Beyond this, there are top statistical researchers in departments other than statistics and economics, people such as Eric Loken and Jennifer Hill in education research, or Kosuke Imai and Kevin Quinn in political science, or Michael Sobel in sociology, or Josh Tenenbaum in cognitive science.

P.S. The departments and names above are just meant as illustration. By including them, I don’t mean to be excluding the many others that you could be considering.


  1. Abby says:

    It's a little hard to tell what your emailer is looking for, but I would recommend putting The RAND Graduate School on his/her radar. A part of the RAND Corporation, they offer a PhD in Policy Analysis. A large focus of the program is on applied econometrics to a wide variety of policy issues, and, among other things, it draws on RAND's strengths in the fields of labor economics, statistics and survey research. It's an oddball program and definitely not right for everyone, and like anywhere, a lot depends on what you make of it.
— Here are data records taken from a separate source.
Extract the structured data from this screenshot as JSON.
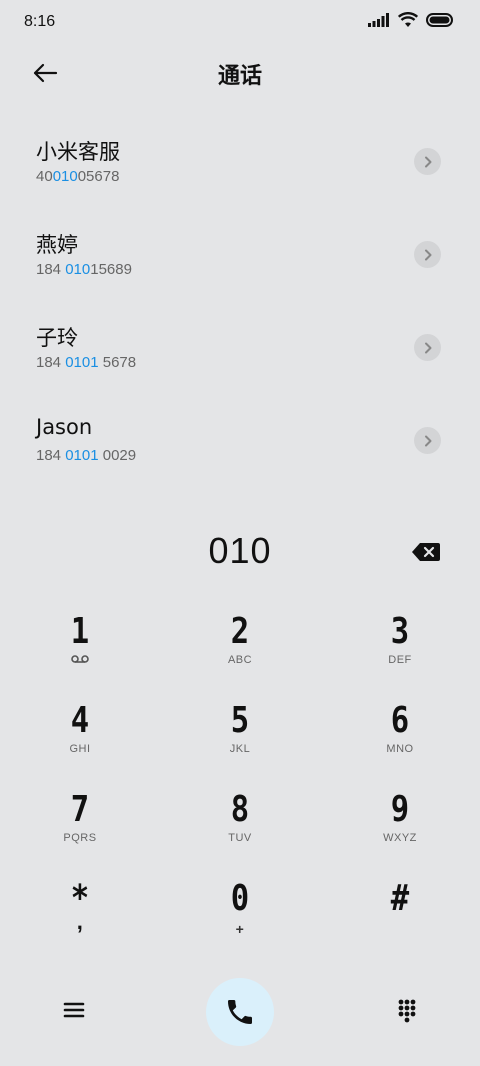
{
  "status_bar": {
    "time": "8:16"
  },
  "header": {
    "title": "通话"
  },
  "results": [
    {
      "name": "小米客服",
      "number_pre": "40",
      "number_match": "010",
      "number_post": "05678"
    },
    {
      "name": "燕婷",
      "number_pre": "184 ",
      "number_match": "010",
      "number_post": "15689"
    },
    {
      "name": "子玲",
      "number_pre": "184 ",
      "number_match": "0101",
      "number_post": " 5678"
    },
    {
      "name": "Jason",
      "number_pre": "184 ",
      "number_match": "0101",
      "number_post": " 0029"
    }
  ],
  "dialer": {
    "entered_number": "010"
  },
  "keypad": [
    {
      "digit": "1",
      "letters": ""
    },
    {
      "digit": "2",
      "letters": "ABC"
    },
    {
      "digit": "3",
      "letters": "DEF"
    },
    {
      "digit": "4",
      "letters": "GHI"
    },
    {
      "digit": "5",
      "letters": "JKL"
    },
    {
      "digit": "6",
      "letters": "MNO"
    },
    {
      "digit": "7",
      "letters": "PQRS"
    },
    {
      "digit": "8",
      "letters": "TUV"
    },
    {
      "digit": "9",
      "letters": "WXYZ"
    },
    {
      "digit": "*",
      "letters": ","
    },
    {
      "digit": "0",
      "letters": "+"
    },
    {
      "digit": "#",
      "letters": ""
    }
  ],
  "colors": {
    "background": "#e4e5e7",
    "match_highlight": "#1a8fe3",
    "call_button": "#daf0fb"
  },
  "icons": [
    "signal-icon",
    "wifi-icon",
    "battery-icon",
    "back-arrow-icon",
    "chevron-right-icon",
    "backspace-icon",
    "voicemail-icon",
    "menu-icon",
    "phone-icon",
    "dialpad-icon"
  ]
}
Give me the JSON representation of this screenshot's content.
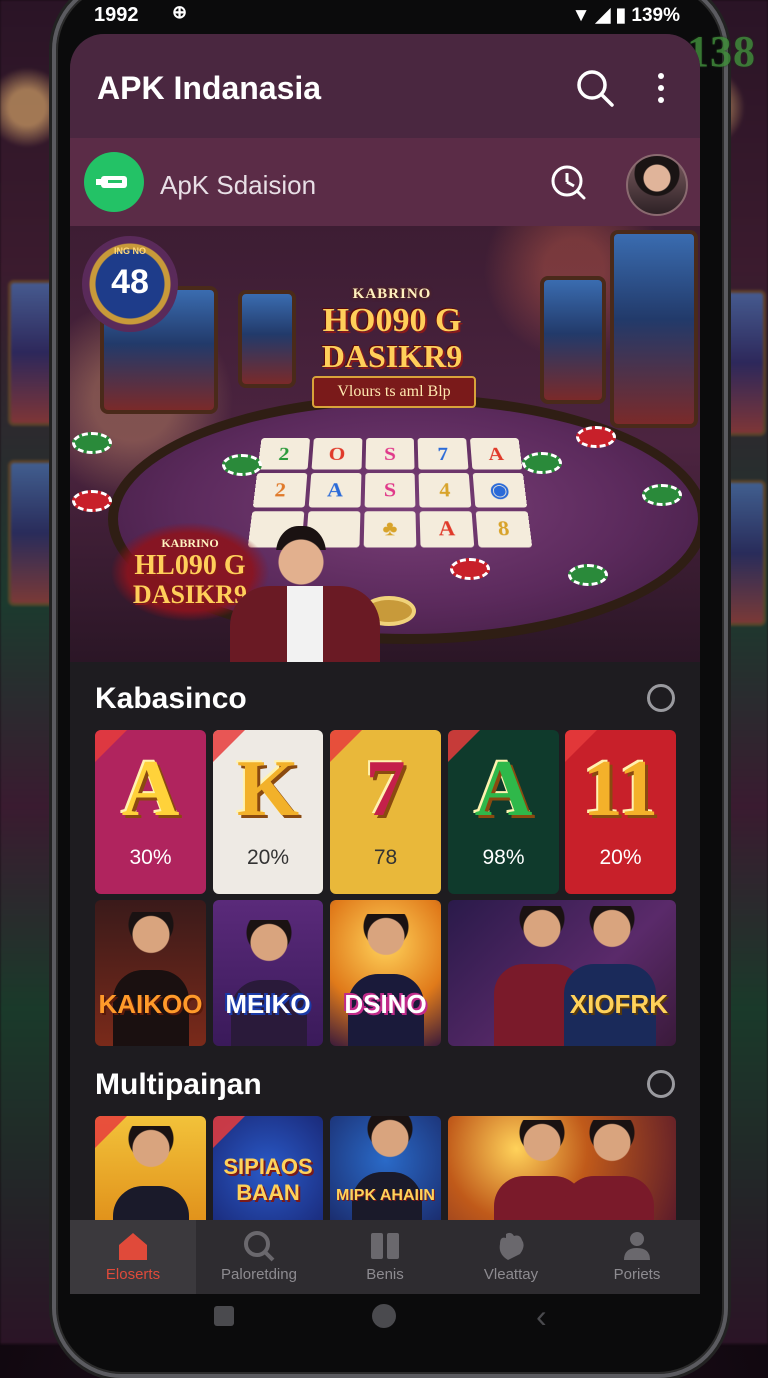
{
  "watermark": "KOKO138",
  "status": {
    "time": "1992",
    "battery": "139%"
  },
  "appbar": {
    "title": "APK Indanasia"
  },
  "subbar": {
    "label": "ApK Sdaision"
  },
  "banner": {
    "badge_number": "48",
    "badge_ring_text": "ING NO",
    "logo_top": "KABRINO",
    "logo_line2": "HO090 G",
    "logo_line3": "DASIKR9",
    "ribbon": "Vlours ts aml Blp",
    "logo_small_top": "KABRINO",
    "logo_small_line2": "HL090 G",
    "logo_small_line3": "DASIKR9",
    "cards": [
      "2",
      "O",
      "S",
      "7",
      "A",
      "2",
      "A",
      "S",
      "4",
      "",
      "",
      " ",
      "",
      "A",
      "8"
    ]
  },
  "section1": {
    "title": "Kabasinco",
    "tiles": [
      {
        "letter": "A",
        "pct": "30%",
        "bg": "#b0245e",
        "letter_color": "#ffd23a"
      },
      {
        "letter": "K",
        "pct": "20%",
        "bg": "#eeeae4",
        "letter_color": "#f2b12a"
      },
      {
        "letter": "7",
        "pct": "78",
        "bg": "#e9b83a",
        "letter_color": "#c4204a"
      },
      {
        "letter": "A",
        "pct": "98%",
        "bg": "#0f3a2c",
        "letter_color": "#2fb84a"
      },
      {
        "letter": "11",
        "pct": "20%",
        "bg": "#c8202a",
        "letter_color": "#f4b12a"
      }
    ],
    "promos": [
      {
        "label": "KAIKOO",
        "color": "#ff9a2a"
      },
      {
        "label": "MEIKO",
        "color": "#ffffff"
      },
      {
        "label": "DSINO",
        "color": "#ffffff"
      },
      {
        "label": "XIOFRK",
        "color": "#ffd25a"
      }
    ]
  },
  "section2": {
    "title": "Multipaiŋan",
    "promos": [
      {
        "label": ""
      },
      {
        "label": "SIPIAOS BAAN"
      },
      {
        "label": "MIPK AHAIIN"
      },
      {
        "label": ""
      }
    ]
  },
  "bottomnav": {
    "items": [
      {
        "label": "Eloserts"
      },
      {
        "label": "Paloretding"
      },
      {
        "label": "Benis"
      },
      {
        "label": "Vleattay"
      },
      {
        "label": "Poriets"
      }
    ]
  },
  "colors": {
    "appbar": "#4a2740",
    "subbar": "#5b2c47",
    "accent": "#e04a3a"
  }
}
    I'm a graduate, and while it has been frustrating and difficult to transition into a traditional academic environment, I also have developed skills and intuition about how to relate academic research to policy-relevant applications that I took for granted until I got out into the "real" ivory tower. I've also been exposed to a far wider array of policy areas and disciplines than one normal gets. If you are looking for a PhD level qualification that has rigorous applied skills with the intent of going into a non-academic career, I would recommend the program unreservedly.
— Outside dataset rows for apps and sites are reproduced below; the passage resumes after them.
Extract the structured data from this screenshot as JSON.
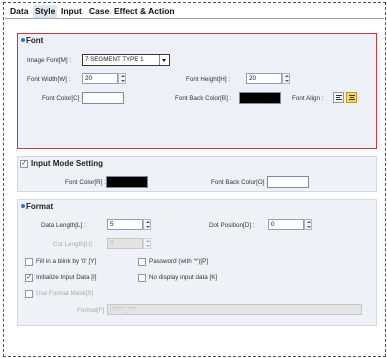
{
  "tabs": [
    "Data",
    "Style",
    "Input",
    "Case",
    "Effect & Action"
  ],
  "active_tab": "Style",
  "font": {
    "title": "Font",
    "image_font_label": "Image Font[M] :",
    "image_font_value": "7 SEGMENT TYPE 1",
    "font_width_label": "Font Width[W] :",
    "font_width_value": "20",
    "font_height_label": "Font Height[H] :",
    "font_height_value": "20",
    "font_color_label": "Font Color[C] :",
    "font_color": "#ffffff",
    "font_back_color_label": "Font Back Color[B] :",
    "font_back_color": "#000000",
    "font_align_label": "Font Align :"
  },
  "input_mode": {
    "title": "Input Mode Setting",
    "checked": true,
    "font_color_label": "Font Color[R] :",
    "font_color": "#000000",
    "font_back_color_label": "Font Back Color[O] :",
    "font_back_color": "#ffffff"
  },
  "format": {
    "title": "Format",
    "data_length_label": "Data Length[L] :",
    "data_length_value": "5",
    "dot_position_label": "Dot Position[D] :",
    "dot_position_value": "0",
    "cut_length_label": "Cut Length[U] :",
    "cut_length_value": "0",
    "fill_blank_label": "Fill in a blink by '0' [Y]",
    "fill_blank_checked": false,
    "password_label": "Password (with '*')[P]",
    "password_checked": false,
    "init_input_label": "Initialize Input Data [I]",
    "init_input_checked": true,
    "no_display_label": "No display input data  [K]",
    "no_display_checked": false,
    "use_mask_label": "Use Format Mask[S]",
    "use_mask_checked": false,
    "format_label": "Format[F] :",
    "format_value": "[Y]'**_'***"
  }
}
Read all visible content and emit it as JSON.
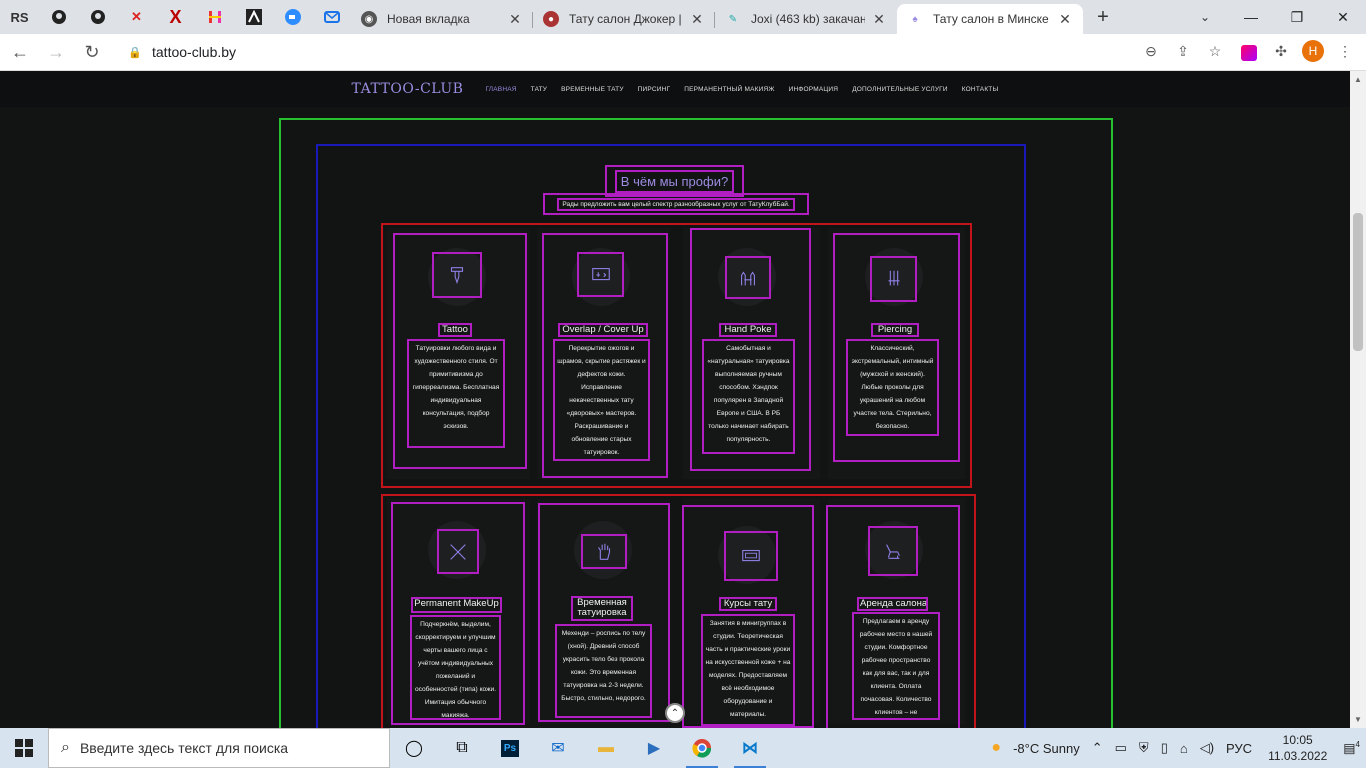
{
  "browser": {
    "pinned": [
      "RS",
      "github",
      "github",
      "bookmark-red",
      "X",
      "H",
      "A",
      "zoom",
      "mail"
    ],
    "tabs": [
      {
        "title": "Новая вкладка",
        "icon": "chrome-icon"
      },
      {
        "title": "Тату салон Джокер | с",
        "icon": "site-icon"
      },
      {
        "title": "Joxi (463 kb) закачан",
        "icon": "joxi-icon"
      },
      {
        "title": "Тату салон в Минске",
        "icon": "tattoo-icon",
        "active": true
      }
    ],
    "url": "tattoo-club.by",
    "profile_initial": "H"
  },
  "site": {
    "logo": "TATTOO-CLUB",
    "nav": [
      "ГЛАВНАЯ",
      "ТАТУ",
      "ВРЕМЕННЫЕ ТАТУ",
      "ПИРСИНГ",
      "ПЕРМАНЕНТНЫЙ МАКИЯЖ",
      "ИНФОРМАЦИЯ",
      "ДОПОЛНИТЕЛЬНЫЕ УСЛУГИ",
      "КОНТАКТЫ"
    ],
    "heading": "В чём мы профи?",
    "subtitle": "Рады предложить вам целый спектр разнообразных услуг от ТатуКлубБай.",
    "services": [
      {
        "title": "Tattoo",
        "desc": "Татуировки любого вида и художественного стиля. От примитивизма до гиперреализма. Бесплатная индивидуальная консультация, подбор эскизов.",
        "icon": "tattoo-machine-icon"
      },
      {
        "title": "Overlap / Cover Up",
        "desc": "Перекрытие ожогов и шрамов, скрытие растяжек и дефектов кожи. Исправление некачественных тату «дворовых» мастеров. Раскрашивание и обновление старых татуировок.",
        "icon": "cover-up-icon"
      },
      {
        "title": "Hand Poke",
        "desc": "Самобытная и «натуральная» татуировка выполняемая ручным способом. Хэндпок популярен в Западной Европе и США. В РБ только начинает набирать популярность.",
        "icon": "hands-icon"
      },
      {
        "title": "Piercing",
        "desc": "Классический, экстремальный, интимный (мужской и женский). Любые проколы для украшений на любом участке тела. Стерильно, безопасно.",
        "icon": "piercing-icon"
      },
      {
        "title": "Permanent MakeUp",
        "desc": "Подчеркнём, выделим, скорректируем и улучшим черты вашего лица с учётом индивидуальных пожеланий и особенностей (типа) кожи. Имитация обычного макияжа.",
        "icon": "makeup-tools-icon"
      },
      {
        "title": "Временная татуировка",
        "desc": "Мехенди – роспись по телу (хной). Древний способ украсить тело без прокола кожи. Это временная татуировка на 2-3 недели. Быстро, стильно, недорого.",
        "icon": "henna-hand-icon"
      },
      {
        "title": "Курсы тату",
        "desc": "Занятия в минигруппах в студии. Теоретическая часть и практические уроки на искусственной коже + на моделях. Предоставляем всё необходимое оборудование и материалы.",
        "icon": "course-screen-icon"
      },
      {
        "title": "Аренда салона",
        "desc": "Предлагаем в аренду рабочее место в нашей студии. Комфортное рабочее пространство как для вас, так и для клиента. Оплата почасовая. Количество клиентов – не ограничено.",
        "icon": "tattoo-chair-icon"
      }
    ]
  },
  "taskbar": {
    "search_placeholder": "Введите здесь текст для поиска",
    "weather": "-8°C  Sunny",
    "lang": "РУС",
    "time": "10:05",
    "date": "11.03.2022",
    "notifications": "4"
  },
  "colors": {
    "accent": "#9b8be0",
    "debug_magenta": "#b11ec2",
    "debug_red": "#c3141c",
    "debug_blue": "#1a1ab8",
    "debug_green": "#27c12f"
  }
}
  2. Dan G says:

    I can only speak from my own experience. But the emailer should carefully think about what (s)he wants to do rather than what her/his professors opinions are about terminal masters degrees. After all, you, and not your professors, will be living your life so do what you think will make you happy. Only among economists have I heard negative opinions about terminal masters degrees. In fact, in many areas and schools I considered for a PhD a master's degree is required (with few exceptions) for admission (e.g. public health, public policy). I got a terminal masters in survey research (and a couple of years applied work) before going to a PhD program and I found that to be a great foundation for PhD training, though it was more focused on sampling and measurement and less on modeling or experimental design.
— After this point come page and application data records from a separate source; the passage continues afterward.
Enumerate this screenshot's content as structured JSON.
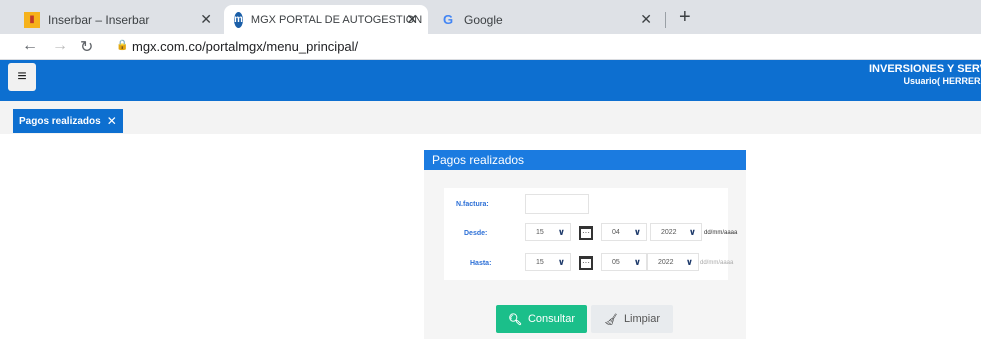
{
  "browser": {
    "tabs": [
      {
        "title": "Inserbar – Inserbar",
        "favicon": "inserbar-icon"
      },
      {
        "title": "MGX PORTAL DE AUTOGESTION",
        "favicon": "mgx-icon"
      },
      {
        "title": "Google",
        "favicon": "google-icon"
      }
    ],
    "url": "mgx.com.co/portalmgx/menu_principal/"
  },
  "header": {
    "company": "INVERSIONES Y SERV",
    "user": "Usuario( HERRERA"
  },
  "app_tab": {
    "label": "Pagos realizados"
  },
  "panel": {
    "title": "Pagos realizados",
    "factura_label": "N.factura:",
    "desde_label": "Desde:",
    "hasta_label": "Hasta:",
    "desde": {
      "day": "15",
      "month": "04",
      "year": "2022",
      "format": "dd/mm/aaaa"
    },
    "hasta": {
      "day": "15",
      "month": "05",
      "year": "2022",
      "format": "dd/mm/aaaa"
    },
    "consultar": "Consultar",
    "limpiar": "Limpiar"
  },
  "colors": {
    "header": "#0d6fd0",
    "consultar": "#1bbf8a",
    "panel_head": "#1b7be0"
  }
}
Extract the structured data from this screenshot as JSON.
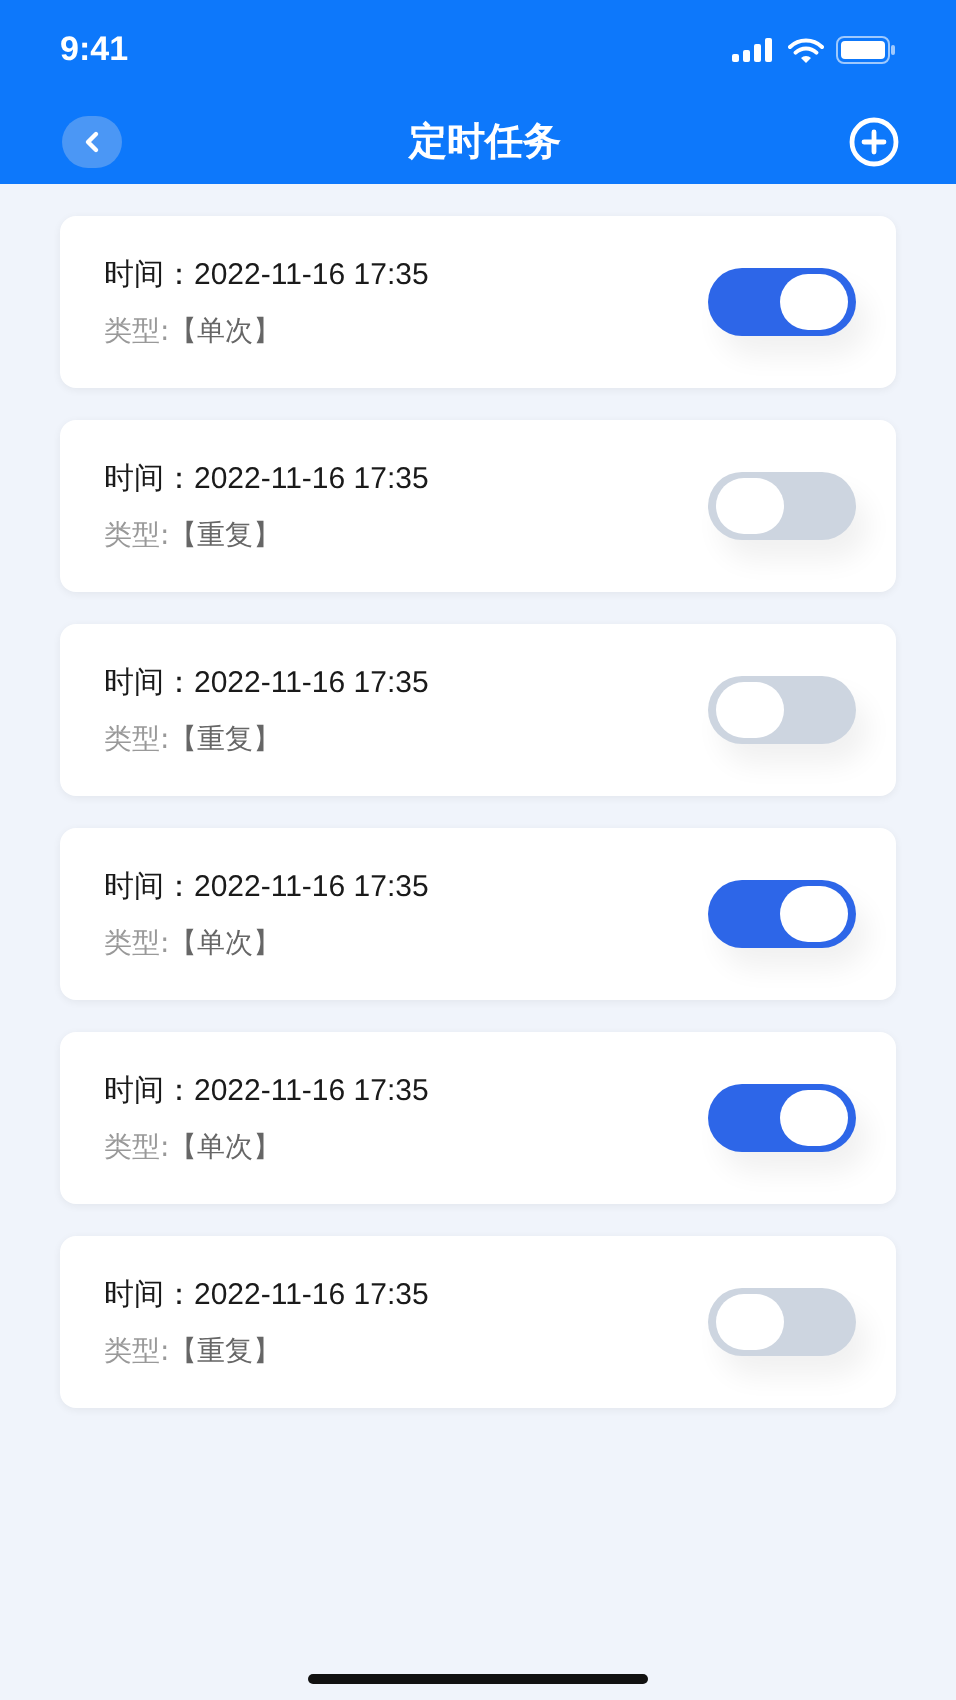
{
  "status_bar": {
    "time": "9:41"
  },
  "nav": {
    "title": "定时任务"
  },
  "tasks": [
    {
      "time": "时间：2022-11-16 17:35",
      "type_label": "类型:",
      "type": "【单次】",
      "on": true
    },
    {
      "time": "时间：2022-11-16 17:35",
      "type_label": "类型:",
      "type": "【重复】",
      "on": false
    },
    {
      "time": "时间：2022-11-16 17:35",
      "type_label": "类型:",
      "type": "【重复】",
      "on": false
    },
    {
      "time": "时间：2022-11-16 17:35",
      "type_label": "类型:",
      "type": "【单次】",
      "on": true
    },
    {
      "time": "时间：2022-11-16 17:35",
      "type_label": "类型:",
      "type": "【单次】",
      "on": true
    },
    {
      "time": "时间：2022-11-16 17:35",
      "type_label": "类型:",
      "type": "【重复】",
      "on": false
    }
  ]
}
    I'll give my two cents, though. It sounds like the emailer is interested in some rigorous training in statistics/research methodology. A masters in statistics or even applied statistics would give a great foundation for a PhD program, and would make you highly employable without a PhD should you decide it isn't right for you. If you have a substantive area of interest you could look for quantitatively rigorous programs in that area. e.g. if you are interested in education there are programs in educational statistics, measurement and evaluation; if you are interested in psychology there are programs in experimental psychology.

  3. Jason says:

    Rand Graduate School is definitely worth checking out.

    If the letter writer is interested in the blend of statistics & public policy, Carnegie Mellon has a unique joint program in the two.

  4. David says:

    Speaking also from personal experience, I came to the University of Washington to study a particular area of interest, but have found the Center for Statistics and Social Sciences (CSSS) at the University of Washington to be an amazingly useful resource; plus it is a top-notch statistics program.

    The letter writer also doesn't sound quite resolved between Master's and PhD study. I feel that one should only go for the PhD if you're sure that you want to do research. There are already plenty of jobs with people with Master's, and the PhD is only really necessary for selected jobs and/or academia.

  5. Antonio says:

    Also based on personal experience I probably don't recommend most political science programs but I think that places like Rochester and St. Louis (mentioned in the previous post) might be good for you and other in your position. At least double check.